» **Your goal**
All of the entries below need to be repeated exactly.

» **Recorded data**
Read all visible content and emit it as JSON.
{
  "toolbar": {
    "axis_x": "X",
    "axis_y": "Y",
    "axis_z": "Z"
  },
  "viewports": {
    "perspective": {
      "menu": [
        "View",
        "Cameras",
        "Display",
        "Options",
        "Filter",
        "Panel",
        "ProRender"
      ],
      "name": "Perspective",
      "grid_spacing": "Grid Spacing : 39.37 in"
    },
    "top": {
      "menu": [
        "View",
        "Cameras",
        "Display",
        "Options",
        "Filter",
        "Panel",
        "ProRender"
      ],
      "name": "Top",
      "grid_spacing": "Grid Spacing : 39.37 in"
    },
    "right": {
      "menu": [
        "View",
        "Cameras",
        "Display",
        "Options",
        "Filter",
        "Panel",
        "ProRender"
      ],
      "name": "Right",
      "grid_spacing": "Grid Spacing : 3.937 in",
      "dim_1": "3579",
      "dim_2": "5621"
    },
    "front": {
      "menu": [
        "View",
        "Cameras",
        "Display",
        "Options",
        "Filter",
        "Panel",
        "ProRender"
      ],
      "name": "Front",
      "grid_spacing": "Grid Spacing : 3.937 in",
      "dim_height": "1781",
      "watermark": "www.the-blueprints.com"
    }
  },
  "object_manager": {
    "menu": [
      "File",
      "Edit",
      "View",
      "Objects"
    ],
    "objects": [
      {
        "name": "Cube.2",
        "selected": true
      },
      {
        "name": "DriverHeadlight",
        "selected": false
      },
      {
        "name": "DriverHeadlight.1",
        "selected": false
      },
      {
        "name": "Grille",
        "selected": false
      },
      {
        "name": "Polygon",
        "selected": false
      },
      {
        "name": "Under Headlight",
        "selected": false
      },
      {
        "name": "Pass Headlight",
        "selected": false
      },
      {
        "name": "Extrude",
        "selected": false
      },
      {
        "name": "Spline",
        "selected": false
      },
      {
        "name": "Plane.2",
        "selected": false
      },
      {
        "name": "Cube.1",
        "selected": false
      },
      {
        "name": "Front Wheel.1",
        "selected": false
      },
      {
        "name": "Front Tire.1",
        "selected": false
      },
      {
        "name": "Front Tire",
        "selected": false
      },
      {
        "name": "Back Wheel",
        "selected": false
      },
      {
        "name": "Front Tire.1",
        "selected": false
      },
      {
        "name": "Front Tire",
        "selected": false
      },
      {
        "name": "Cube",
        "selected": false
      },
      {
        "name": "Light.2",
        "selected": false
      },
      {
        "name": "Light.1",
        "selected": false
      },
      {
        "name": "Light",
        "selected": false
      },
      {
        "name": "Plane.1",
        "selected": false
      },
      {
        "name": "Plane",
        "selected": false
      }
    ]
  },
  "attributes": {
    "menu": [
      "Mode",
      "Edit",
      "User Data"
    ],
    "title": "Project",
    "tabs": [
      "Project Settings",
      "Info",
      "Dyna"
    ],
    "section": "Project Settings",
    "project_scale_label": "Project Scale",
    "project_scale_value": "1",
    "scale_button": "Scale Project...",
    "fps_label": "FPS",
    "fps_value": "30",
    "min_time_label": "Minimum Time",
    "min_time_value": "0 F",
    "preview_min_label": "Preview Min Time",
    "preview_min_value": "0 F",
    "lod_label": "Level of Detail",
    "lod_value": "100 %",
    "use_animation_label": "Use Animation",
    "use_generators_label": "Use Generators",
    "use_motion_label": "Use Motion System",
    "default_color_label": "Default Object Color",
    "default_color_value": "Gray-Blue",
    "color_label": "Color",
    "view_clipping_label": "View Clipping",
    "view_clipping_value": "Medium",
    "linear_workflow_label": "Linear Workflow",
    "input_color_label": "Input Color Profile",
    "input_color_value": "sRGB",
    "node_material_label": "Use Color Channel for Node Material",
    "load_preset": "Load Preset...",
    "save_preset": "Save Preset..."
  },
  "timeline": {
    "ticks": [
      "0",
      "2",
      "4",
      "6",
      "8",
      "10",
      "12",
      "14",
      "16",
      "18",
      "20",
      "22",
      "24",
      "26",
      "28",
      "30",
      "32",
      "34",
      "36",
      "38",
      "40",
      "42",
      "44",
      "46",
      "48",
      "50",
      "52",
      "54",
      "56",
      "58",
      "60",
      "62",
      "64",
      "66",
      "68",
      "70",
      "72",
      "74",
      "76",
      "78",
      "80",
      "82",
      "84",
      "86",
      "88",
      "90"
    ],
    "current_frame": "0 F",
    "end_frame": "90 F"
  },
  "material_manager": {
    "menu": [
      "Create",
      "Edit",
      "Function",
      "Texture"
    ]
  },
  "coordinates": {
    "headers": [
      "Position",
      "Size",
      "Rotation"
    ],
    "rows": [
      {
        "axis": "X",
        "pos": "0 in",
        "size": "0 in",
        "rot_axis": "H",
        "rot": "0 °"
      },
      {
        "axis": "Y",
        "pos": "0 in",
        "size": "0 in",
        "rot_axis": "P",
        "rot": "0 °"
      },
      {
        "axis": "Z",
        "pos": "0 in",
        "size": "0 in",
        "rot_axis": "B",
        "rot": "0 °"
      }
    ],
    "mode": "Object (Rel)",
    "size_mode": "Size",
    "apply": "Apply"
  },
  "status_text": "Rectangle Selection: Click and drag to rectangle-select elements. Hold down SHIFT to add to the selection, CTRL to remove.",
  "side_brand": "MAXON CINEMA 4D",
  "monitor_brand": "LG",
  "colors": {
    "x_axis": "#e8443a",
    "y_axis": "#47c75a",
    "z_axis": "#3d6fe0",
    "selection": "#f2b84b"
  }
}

» **Solved exercise**
Read all visible content and emit it as JSON.
{
  "toolbar": {
    "axis_x": "X",
    "axis_y": "Y",
    "axis_z": "Z"
  },
  "viewports": {
    "perspective": {
      "menu": [
        "View",
        "Cameras",
        "Display",
        "Options",
        "Filter",
        "Panel",
        "ProRender"
      ],
      "name": "Perspective",
      "grid_spacing": "Grid Spacing : 39.37 in"
    },
    "top": {
      "menu": [
        "View",
        "Cameras",
        "Display",
        "Options",
        "Filter",
        "Panel",
        "ProRender"
      ],
      "name": "Top",
      "grid_spacing": "Grid Spacing : 39.37 in"
    },
    "right": {
      "menu": [
        "View",
        "Cameras",
        "Display",
        "Options",
        "Filter",
        "Panel",
        "ProRender"
      ],
      "name": "Right",
      "grid_spacing": "Grid Spacing : 3.937 in",
      "dim_1": "3579",
      "dim_2": "5621"
    },
    "front": {
      "menu": [
        "View",
        "Cameras",
        "Display",
        "Options",
        "Filter",
        "Panel",
        "ProRender"
      ],
      "name": "Front",
      "grid_spacing": "Grid Spacing : 3.937 in",
      "dim_height": "1781",
      "watermark": "www.the-blueprints.com"
    }
  },
  "object_manager": {
    "menu": [
      "File",
      "Edit",
      "View",
      "Objects"
    ],
    "objects": [
      {
        "name": "Cube.2",
        "selected": true
      },
      {
        "name": "DriverHeadlight",
        "selected": false
      },
      {
        "name": "DriverHeadlight.1",
        "selected": false
      },
      {
        "name": "Grille",
        "selected": false
      },
      {
        "name": "Polygon",
        "selected": false
      },
      {
        "name": "Under Headlight",
        "selected": false
      },
      {
        "name": "Pass Headlight",
        "selected": false
      },
      {
        "name": "Extrude",
        "selected": false
      },
      {
        "name": "Spline",
        "selected": false
      },
      {
        "name": "Plane.2",
        "selected": false
      },
      {
        "name": "Cube.1",
        "selected": false
      },
      {
        "name": "Front Wheel.1",
        "selected": false
      },
      {
        "name": "Front Tire.1",
        "selected": false
      },
      {
        "name": "Front Tire",
        "selected": false
      },
      {
        "name": "Back Wheel",
        "selected": false
      },
      {
        "name": "Front Tire.1",
        "selected": false
      },
      {
        "name": "Front Tire",
        "selected": false
      },
      {
        "name": "Cube",
        "selected": false
      },
      {
        "name": "Light.2",
        "selected": false
      },
      {
        "name": "Light.1",
        "selected": false
      },
      {
        "name": "Light",
        "selected": false
      },
      {
        "name": "Plane.1",
        "selected": false
      },
      {
        "name": "Plane",
        "selected": false
      }
    ]
  },
  "attributes": {
    "menu": [
      "Mode",
      "Edit",
      "User Data"
    ],
    "title": "Project",
    "tabs": [
      "Project Settings",
      "Info",
      "Dyna"
    ],
    "section": "Project Settings",
    "project_scale_label": "Project Scale",
    "project_scale_value": "1",
    "scale_button": "Scale Project...",
    "fps_label": "FPS",
    "fps_value": "30",
    "min_time_label": "Minimum Time",
    "min_time_value": "0 F",
    "preview_min_label": "Preview Min Time",
    "preview_min_value": "0 F",
    "lod_label": "Level of Detail",
    "lod_value": "100 %",
    "use_animation_label": "Use Animation",
    "use_generators_label": "Use Generators",
    "use_motion_label": "Use Motion System",
    "default_color_label": "Default Object Color",
    "default_color_value": "Gray-Blue",
    "color_label": "Color",
    "view_clipping_label": "View Clipping",
    "view_clipping_value": "Medium",
    "linear_workflow_label": "Linear Workflow",
    "input_color_label": "Input Color Profile",
    "input_color_value": "sRGB",
    "node_material_label": "Use Color Channel for Node Material",
    "load_preset": "Load Preset...",
    "save_preset": "Save Preset..."
  },
  "timeline": {
    "ticks": [
      "0",
      "2",
      "4",
      "6",
      "8",
      "10",
      "12",
      "14",
      "16",
      "18",
      "20",
      "22",
      "24",
      "26",
      "28",
      "30",
      "32",
      "34",
      "36",
      "38",
      "40",
      "42",
      "44",
      "46",
      "48",
      "50",
      "52",
      "54",
      "56",
      "58",
      "60",
      "62",
      "64",
      "66",
      "68",
      "70",
      "72",
      "74",
      "76",
      "78",
      "80",
      "82",
      "84",
      "86",
      "88",
      "90"
    ],
    "current_frame": "0 F",
    "end_frame": "90 F"
  },
  "material_manager": {
    "menu": [
      "Create",
      "Edit",
      "Function",
      "Texture"
    ]
  },
  "coordinates": {
    "headers": [
      "Position",
      "Size",
      "Rotation"
    ],
    "rows": [
      {
        "axis": "X",
        "pos": "0 in",
        "size": "0 in",
        "rot_axis": "H",
        "rot": "0 °"
      },
      {
        "axis": "Y",
        "pos": "0 in",
        "size": "0 in",
        "rot_axis": "P",
        "rot": "0 °"
      },
      {
        "axis": "Z",
        "pos": "0 in",
        "size": "0 in",
        "rot_axis": "B",
        "rot": "0 °"
      }
    ],
    "mode": "Object (Rel)",
    "size_mode": "Size",
    "apply": "Apply"
  },
  "status_text": "Rectangle Selection: Click and drag to rectangle-select elements. Hold down SHIFT to add to the selection, CTRL to remove.",
  "side_brand": "MAXON CINEMA 4D",
  "monitor_brand": "LG",
  "colors": {
    "x_axis": "#e8443a",
    "y_axis": "#47c75a",
    "z_axis": "#3d6fe0",
    "selection": "#f2b84b"
  }
}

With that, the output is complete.